Hello everyone,

I just want to ask you about the difference between the two ESP ( English for Specific Purpose ) and ESL (English is a Second Language ).

Thank you so much,


It’s just two buzzwords that don’t mean anything to normal people.[YSaerTTEW443543]

TOEIC short conversations: Customer calls to place an order for dog food.[YSaerTTEW443543]

Ahh I see. Thank you for the reply.

I am just curious about it because I will be having my M.A in Language Education. ESP is one of the classes that I will be taking soon. Anyways, I have got this on the net which is much more helpful … s-esp.html.

Thanks again.


Do not judge the book by its cover - very common

Hi Julius, what do you mean by “I will be having my M. A. in Language Education”? Are you trying to say you will be taking an exam? As for that article, have you actually read it? I like this sentence best: “ESP concentrates more on language in context than on teaching grammar and language structures.”

Any learning activity should concentrate on language in context because you can’t teach grammar anyway.

Somebody came up with this new term – ESP – which sounds impressive to university students who are preparing for an exam. However, the entire ESP concept is moot since nobody will ever learn any language if they don’t have a specific purpose.[YSaerTTEW443543]

TOEIC short conversations: Giving a customer information about his bank accounts[YSaerTTEW443543]

I will take Master of Arts in Language Education in my graduate school. Most of the classes under my M.A are like Applied Linguistics, English for Specific Purpose and World Literature.

I have not read the entire article I just scanned it. I have to be aware about the ESP and the Applied Linguistics because those two will be my subjects for the first semester.
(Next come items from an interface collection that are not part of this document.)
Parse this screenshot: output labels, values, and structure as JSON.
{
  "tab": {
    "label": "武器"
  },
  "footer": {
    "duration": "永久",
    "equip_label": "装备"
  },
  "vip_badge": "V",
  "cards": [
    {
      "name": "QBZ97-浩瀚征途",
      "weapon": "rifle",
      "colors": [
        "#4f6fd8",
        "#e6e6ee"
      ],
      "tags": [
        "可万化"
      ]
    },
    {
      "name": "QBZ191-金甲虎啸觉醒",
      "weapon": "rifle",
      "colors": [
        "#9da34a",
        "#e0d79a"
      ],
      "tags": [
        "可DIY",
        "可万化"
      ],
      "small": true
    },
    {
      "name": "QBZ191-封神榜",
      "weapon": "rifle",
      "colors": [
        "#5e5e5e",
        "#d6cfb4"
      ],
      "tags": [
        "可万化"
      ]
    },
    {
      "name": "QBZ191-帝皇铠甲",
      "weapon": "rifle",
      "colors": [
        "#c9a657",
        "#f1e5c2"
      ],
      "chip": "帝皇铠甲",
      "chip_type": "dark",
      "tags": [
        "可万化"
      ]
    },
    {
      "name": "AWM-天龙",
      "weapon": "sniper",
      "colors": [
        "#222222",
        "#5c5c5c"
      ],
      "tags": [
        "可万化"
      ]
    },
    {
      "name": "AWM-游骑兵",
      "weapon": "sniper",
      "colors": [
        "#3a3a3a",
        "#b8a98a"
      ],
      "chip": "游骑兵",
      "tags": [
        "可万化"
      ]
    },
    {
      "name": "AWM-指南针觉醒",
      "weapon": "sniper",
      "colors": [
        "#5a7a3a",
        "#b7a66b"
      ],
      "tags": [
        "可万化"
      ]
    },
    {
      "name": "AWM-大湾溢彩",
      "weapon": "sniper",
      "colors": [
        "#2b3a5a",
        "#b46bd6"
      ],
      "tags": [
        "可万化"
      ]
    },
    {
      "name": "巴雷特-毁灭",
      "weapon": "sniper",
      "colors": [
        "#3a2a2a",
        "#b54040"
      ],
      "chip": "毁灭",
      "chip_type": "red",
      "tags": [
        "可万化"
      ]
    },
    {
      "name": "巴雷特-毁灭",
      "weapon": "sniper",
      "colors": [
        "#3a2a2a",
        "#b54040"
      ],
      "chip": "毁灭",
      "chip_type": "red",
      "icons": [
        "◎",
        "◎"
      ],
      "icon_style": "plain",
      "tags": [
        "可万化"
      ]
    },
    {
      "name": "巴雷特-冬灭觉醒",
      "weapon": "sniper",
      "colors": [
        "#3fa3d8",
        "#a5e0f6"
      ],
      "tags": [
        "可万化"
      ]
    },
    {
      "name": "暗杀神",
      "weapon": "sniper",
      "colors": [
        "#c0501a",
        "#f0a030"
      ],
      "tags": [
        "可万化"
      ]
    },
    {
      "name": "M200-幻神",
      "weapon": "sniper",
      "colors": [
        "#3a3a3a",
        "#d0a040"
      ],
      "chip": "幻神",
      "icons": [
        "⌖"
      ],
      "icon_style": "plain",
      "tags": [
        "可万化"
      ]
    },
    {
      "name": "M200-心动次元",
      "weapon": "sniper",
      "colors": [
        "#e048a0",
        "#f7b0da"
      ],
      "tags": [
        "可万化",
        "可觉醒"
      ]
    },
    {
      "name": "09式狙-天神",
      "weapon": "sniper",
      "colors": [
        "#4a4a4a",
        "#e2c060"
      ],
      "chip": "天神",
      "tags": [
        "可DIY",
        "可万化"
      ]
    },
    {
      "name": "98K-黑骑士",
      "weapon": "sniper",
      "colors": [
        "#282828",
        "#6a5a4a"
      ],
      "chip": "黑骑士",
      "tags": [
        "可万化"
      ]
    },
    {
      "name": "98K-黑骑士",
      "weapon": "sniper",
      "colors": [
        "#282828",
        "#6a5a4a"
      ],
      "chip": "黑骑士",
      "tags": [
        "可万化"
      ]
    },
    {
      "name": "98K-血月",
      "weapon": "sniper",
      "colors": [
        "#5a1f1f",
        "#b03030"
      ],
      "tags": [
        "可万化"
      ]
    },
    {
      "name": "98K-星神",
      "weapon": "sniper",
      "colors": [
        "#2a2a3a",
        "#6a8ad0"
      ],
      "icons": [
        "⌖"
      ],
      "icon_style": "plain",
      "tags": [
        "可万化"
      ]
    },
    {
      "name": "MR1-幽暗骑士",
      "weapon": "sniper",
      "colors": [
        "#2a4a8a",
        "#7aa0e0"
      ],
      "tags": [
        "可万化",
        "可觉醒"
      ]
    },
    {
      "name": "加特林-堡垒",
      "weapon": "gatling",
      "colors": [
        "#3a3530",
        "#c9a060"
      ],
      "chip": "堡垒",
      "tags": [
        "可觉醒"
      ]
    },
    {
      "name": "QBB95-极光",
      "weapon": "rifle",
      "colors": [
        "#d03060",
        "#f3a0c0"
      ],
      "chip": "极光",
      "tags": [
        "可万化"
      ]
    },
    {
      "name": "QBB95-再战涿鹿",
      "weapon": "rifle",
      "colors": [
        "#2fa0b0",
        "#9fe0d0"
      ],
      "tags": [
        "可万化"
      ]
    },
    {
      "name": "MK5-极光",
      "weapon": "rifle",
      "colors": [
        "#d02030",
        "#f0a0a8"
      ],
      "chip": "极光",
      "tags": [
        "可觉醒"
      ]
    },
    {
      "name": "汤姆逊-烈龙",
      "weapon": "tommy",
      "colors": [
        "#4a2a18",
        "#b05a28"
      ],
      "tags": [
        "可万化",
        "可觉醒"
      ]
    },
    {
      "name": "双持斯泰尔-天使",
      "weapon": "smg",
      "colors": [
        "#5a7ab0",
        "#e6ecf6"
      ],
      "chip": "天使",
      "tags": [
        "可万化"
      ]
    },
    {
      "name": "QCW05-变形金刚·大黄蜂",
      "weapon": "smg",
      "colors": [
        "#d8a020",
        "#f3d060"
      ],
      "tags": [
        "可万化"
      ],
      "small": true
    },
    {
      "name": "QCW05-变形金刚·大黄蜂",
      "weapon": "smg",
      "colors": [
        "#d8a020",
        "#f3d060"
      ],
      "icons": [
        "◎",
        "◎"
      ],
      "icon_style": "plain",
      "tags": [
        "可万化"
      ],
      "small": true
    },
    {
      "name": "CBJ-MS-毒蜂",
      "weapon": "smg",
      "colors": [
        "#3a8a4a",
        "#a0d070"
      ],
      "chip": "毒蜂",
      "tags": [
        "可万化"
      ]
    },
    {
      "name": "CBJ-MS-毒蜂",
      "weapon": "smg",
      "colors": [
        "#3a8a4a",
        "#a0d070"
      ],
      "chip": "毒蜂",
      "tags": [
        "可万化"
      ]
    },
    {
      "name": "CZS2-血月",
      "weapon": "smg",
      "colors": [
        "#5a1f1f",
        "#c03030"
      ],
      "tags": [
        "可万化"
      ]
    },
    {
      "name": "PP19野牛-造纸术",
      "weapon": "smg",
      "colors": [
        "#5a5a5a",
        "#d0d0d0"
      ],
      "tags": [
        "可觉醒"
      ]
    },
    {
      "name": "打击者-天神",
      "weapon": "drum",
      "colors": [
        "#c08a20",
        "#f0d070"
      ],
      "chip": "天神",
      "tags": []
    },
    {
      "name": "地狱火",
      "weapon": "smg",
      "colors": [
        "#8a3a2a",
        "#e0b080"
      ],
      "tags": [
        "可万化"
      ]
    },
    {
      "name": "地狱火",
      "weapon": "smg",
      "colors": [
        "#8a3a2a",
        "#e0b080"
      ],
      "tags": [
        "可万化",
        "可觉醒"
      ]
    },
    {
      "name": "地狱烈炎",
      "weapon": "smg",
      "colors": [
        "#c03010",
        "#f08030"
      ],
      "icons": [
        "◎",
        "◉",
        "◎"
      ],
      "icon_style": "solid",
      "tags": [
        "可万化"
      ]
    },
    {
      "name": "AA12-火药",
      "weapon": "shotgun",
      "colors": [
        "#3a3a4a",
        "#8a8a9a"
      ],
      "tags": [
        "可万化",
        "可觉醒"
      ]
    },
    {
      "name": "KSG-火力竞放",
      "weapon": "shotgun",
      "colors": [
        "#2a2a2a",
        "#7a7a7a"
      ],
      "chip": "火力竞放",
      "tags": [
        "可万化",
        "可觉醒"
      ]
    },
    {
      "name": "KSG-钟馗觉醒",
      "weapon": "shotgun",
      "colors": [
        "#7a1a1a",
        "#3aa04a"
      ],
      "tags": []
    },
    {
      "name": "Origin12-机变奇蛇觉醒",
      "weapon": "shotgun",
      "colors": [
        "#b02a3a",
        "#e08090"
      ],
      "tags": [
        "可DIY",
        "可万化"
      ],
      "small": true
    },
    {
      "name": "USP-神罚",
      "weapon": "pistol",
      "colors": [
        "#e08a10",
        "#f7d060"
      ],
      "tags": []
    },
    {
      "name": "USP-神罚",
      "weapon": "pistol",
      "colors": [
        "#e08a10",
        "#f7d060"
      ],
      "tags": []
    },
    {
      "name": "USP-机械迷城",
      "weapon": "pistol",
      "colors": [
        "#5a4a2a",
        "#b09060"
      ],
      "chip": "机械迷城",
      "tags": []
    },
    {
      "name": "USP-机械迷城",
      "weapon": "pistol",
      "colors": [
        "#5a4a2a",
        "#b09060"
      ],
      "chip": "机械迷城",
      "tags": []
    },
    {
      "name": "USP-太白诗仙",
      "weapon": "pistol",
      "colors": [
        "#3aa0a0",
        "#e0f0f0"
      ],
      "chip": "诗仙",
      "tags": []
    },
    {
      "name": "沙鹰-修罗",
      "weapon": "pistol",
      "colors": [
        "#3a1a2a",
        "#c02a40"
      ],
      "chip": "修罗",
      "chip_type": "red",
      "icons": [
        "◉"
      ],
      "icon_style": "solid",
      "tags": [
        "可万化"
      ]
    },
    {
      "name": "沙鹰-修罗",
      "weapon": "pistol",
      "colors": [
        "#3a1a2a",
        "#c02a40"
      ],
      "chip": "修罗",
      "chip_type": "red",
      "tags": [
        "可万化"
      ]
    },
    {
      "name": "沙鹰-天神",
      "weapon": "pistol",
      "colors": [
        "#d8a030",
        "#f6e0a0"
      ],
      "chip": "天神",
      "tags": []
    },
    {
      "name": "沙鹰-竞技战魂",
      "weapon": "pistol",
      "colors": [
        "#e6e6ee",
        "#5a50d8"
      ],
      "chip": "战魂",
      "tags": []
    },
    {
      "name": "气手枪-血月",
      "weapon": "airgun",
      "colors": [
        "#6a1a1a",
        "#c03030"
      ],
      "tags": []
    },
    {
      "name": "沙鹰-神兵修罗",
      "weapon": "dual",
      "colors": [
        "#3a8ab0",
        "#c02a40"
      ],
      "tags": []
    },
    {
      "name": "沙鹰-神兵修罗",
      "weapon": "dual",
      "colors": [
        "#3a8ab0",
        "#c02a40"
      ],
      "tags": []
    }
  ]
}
And my first class will start on this Saturday.

Thanks again.


Do not judge the book by its cover - very common

The difference is ESP is designed for vocational specific classes where the student will learn specific terminology for the job they may be training for. It evolved from Vocational English as a second language (VESL) or Vocational English for speakers of other languages (VESOL), today’s more common term.

ESL is the basic English as a second language program that has been around since the 1970s or maybe even earlier. But is primarily focused on the four language domains of reading, writing, listening and speaking. It is usually taught in separate classes in many programs for example, community colleges and community based programs. ESL is changing, the name evolved into English for speakers of other languages (ESOL) although the term ESL is still used in many programs. The program structure is still pretty similar though. I was trained in a university ESOL program and have taught ESOL and English for Academic Purposes (EAP) at colleges in NY and FL. EAP is a college credit program for second language learners who are preparing to transition into college degree programs, go to the university or go to the workforce.

Best of luck in your program.

CA Cruz, Ed. D.
Education Consultant
CREATE Opportunities, LLC

Hi CACruz,

Thank you for your information. It really helps me.

I am confused now about ESP and Jargon, are these two the same?